Humans are social creatures, so it’s understandable that spending all day alone — or interacting with only your spouse and children — might make you feel a bit stir crazy. Fortunately, technology has come a long way and it’s easy to video chat with your loved ones across town or halfway around the world.
If you’re a social butterfly, you’re probably used to having a packed schedule. But just because you’re sheltering in place, that doesn’t mean your calendar needs to look empty. Scheduling video chats with your friends and family can give you something to look forward to and provide you with more motivation to be productive throughout the day. Setting aside a good chunk of time to talk to a close friend or share a virtual holiday with your extended family can do wonders for your overall mood. Those who tend to withdraw during times of stress and anxiety should reach out to loved ones and make sure regular check-ins are taking place.
Not all that tech-savvy? Send emails to a friend or even some snail mail. Composing a letter can be calming (and can give you an opportunity to use that stationery you’ve been saving!). Plus, buying stamps from the U.S. Postal Service can be a great way to support this vulnerable and important agency during the pandemic.
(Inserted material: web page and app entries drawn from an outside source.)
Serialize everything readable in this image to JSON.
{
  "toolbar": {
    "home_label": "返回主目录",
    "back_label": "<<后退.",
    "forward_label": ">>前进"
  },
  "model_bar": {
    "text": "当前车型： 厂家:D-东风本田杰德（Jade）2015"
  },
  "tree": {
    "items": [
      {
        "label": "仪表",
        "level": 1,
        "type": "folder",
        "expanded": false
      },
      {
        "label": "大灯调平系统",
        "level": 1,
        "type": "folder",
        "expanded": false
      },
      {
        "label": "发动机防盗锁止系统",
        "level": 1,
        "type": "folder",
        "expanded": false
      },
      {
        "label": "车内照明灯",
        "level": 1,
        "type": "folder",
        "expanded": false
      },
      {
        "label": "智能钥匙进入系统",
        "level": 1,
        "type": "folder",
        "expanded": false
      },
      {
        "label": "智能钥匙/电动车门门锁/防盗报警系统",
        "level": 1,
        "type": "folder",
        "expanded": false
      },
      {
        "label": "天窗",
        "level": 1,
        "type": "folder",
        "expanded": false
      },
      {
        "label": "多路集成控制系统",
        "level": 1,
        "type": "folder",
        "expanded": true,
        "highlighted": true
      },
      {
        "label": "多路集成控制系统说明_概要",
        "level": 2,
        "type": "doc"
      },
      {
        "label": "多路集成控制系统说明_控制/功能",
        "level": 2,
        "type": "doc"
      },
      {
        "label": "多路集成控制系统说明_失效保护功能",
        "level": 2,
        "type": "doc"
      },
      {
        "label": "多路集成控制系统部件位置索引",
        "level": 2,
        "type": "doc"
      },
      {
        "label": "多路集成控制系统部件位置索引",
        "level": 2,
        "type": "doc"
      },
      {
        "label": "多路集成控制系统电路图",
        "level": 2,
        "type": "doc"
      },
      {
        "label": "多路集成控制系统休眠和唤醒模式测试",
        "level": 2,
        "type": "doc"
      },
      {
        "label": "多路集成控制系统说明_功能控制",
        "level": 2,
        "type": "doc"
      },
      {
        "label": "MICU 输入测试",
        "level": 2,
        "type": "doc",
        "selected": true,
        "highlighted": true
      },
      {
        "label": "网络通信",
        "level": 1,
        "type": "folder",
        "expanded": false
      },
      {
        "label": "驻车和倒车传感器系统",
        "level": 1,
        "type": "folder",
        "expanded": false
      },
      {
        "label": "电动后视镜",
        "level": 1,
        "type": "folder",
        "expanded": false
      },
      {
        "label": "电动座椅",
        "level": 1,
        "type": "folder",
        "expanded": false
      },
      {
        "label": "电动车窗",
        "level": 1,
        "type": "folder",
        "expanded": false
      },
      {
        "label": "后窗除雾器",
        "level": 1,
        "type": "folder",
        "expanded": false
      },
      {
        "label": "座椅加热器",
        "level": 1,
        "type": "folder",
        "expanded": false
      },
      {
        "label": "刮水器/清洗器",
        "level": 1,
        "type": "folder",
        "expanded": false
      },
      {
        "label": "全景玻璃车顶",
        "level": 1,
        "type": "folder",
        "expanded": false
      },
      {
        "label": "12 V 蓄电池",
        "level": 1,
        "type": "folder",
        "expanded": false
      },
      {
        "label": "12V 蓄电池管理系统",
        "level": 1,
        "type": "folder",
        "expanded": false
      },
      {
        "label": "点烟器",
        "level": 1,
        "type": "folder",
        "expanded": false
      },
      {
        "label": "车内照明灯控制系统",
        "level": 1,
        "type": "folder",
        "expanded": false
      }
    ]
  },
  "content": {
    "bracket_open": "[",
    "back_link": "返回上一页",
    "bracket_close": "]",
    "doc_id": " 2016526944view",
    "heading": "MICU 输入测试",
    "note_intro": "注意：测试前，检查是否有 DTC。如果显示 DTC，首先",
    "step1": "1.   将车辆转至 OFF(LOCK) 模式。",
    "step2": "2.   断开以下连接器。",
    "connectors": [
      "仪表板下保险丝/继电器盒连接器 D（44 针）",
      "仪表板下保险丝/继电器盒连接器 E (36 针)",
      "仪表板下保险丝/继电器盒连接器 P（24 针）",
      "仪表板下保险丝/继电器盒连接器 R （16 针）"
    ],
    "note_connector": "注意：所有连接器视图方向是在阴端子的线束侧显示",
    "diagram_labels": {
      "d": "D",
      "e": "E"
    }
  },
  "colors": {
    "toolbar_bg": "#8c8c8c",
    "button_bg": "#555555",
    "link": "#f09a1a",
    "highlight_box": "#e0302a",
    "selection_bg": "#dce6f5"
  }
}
Stick to a Schedule When Possible
Getting away from the constant grind can often allow us to de-stress. But while taking a trip can relieve anxiety and 42% of travelers also say they feel more romantic on vacation, a getaway is out of the question for now. You should absolutely take some time for yourself every day to prevent burnout and depression. Mindfulness and alone time should be an essential part of your routine.
But although you might like the idea of binge-watching your favorite show all day and having no responsibilities, that kind of life can actually set you up for more stress. Sticking to your regular routine as much as possible can provide you with a sense of normalcy — which is what we all need most right now.
Your daily schedule won’t look like it used to, especially if your kids are trying to learn at home and you’re attempting to telecommute. But since change can be a major source of stress for both adults and kids, you’ll want to do what you can to stay consistent. That might mean creating a makeshift office space, getting up early to go for a jog around the neighborhood, or stopping your work to make breakfast and lunch for your family. Since all we have right now is time, you might as well make the most of it.
Keeping stress levels low in the midst of a pandemic is no easy feat — especially if you have essential workers in your home or you’re considered a high risk for infection. However, being more mindful about your daily routine and keeping a sense of normalcy can allow you and your family to weather the storm.